It is difficult to say whether there is a preferable age for facing the death of a parent, but having it happen during childhood and adolescence can have devastating effects on physical and mental wellbeing, which can extend even into adulthood.
The loss of a loved one unbalances us; we are never ready for it. Here are a few recommendations given by psychologists for such a situation.
I baptize you with water for repentance. But after me comes one who is more powerful than I, whose sandals I am not worthy to carry. He will baptize you with the Holy Spirit and fire. – Matthew 3:11
Joaquín Carmona had 16,000 followers on Twitter, and his posts about Spanish athletics were appreciated even by sport professionals. None of his followers had ever met him in person, and when silence fell on his account for three months, people began to look for him, write to him and ask who Carmona really was.
Live every day like it is your our last! Many use these phrase as a prop for their riskiest decision, or simply to justify a recklessly extravagant lifestyle. But what would our lives look like if we were to really live each day fully aware that it might be our last?
I open the window and breathe in the air, trying to guess the weather. Floating around, mixed, are scents and miasms alike; it's hard to decipher these intricate clues.
How can we encourage the elderly during this time? How can we help them understand that we don't want to lose them and that, although it's hard for them, we didn't abandon them. I have an elderly mother and, honestly, it would help me a lot. Can you write for me?

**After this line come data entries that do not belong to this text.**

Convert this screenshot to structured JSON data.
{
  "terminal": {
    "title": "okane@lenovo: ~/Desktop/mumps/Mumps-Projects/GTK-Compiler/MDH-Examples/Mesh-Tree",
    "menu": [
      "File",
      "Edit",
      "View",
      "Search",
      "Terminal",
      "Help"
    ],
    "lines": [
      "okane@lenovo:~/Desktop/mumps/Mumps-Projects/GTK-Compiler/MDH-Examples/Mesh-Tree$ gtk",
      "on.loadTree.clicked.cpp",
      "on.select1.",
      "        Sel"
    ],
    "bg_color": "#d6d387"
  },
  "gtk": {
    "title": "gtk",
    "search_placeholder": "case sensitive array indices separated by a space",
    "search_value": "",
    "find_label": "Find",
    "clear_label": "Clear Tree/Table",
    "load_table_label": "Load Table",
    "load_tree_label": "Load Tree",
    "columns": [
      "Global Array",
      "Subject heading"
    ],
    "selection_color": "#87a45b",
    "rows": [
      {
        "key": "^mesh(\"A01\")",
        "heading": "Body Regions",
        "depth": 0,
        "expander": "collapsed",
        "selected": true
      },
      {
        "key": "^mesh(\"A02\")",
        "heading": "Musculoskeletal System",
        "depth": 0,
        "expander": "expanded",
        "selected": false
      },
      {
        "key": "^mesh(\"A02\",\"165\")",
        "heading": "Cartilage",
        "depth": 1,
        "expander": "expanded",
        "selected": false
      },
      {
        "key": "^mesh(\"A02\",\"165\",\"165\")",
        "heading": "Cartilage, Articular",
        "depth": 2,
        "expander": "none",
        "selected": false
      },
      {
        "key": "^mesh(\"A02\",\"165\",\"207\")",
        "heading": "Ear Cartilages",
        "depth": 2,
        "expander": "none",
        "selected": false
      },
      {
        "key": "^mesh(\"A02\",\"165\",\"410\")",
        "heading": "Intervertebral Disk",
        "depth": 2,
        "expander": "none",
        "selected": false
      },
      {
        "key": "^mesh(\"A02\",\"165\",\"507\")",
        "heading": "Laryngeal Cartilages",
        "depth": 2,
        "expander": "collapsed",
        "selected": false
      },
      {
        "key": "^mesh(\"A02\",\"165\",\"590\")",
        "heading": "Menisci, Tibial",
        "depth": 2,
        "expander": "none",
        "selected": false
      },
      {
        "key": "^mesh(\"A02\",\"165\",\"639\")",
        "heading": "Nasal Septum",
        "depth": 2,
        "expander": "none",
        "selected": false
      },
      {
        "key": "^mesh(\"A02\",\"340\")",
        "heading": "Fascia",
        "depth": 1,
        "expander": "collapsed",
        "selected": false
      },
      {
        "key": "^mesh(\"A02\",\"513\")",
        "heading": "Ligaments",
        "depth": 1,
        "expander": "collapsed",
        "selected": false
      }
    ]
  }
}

11pm and I am worried my patient will not make it till tomorrow morning, says Dr Glenn Wakam. Twelve hours after intubation, the COVID-19 patient's condition deteriorates dramatically, and Wakam knows that an even more difficult intervention follows: to explain to the patient's wife, who begs to be allowed to say goodbye, that the hospital does not allow her this sad privilege.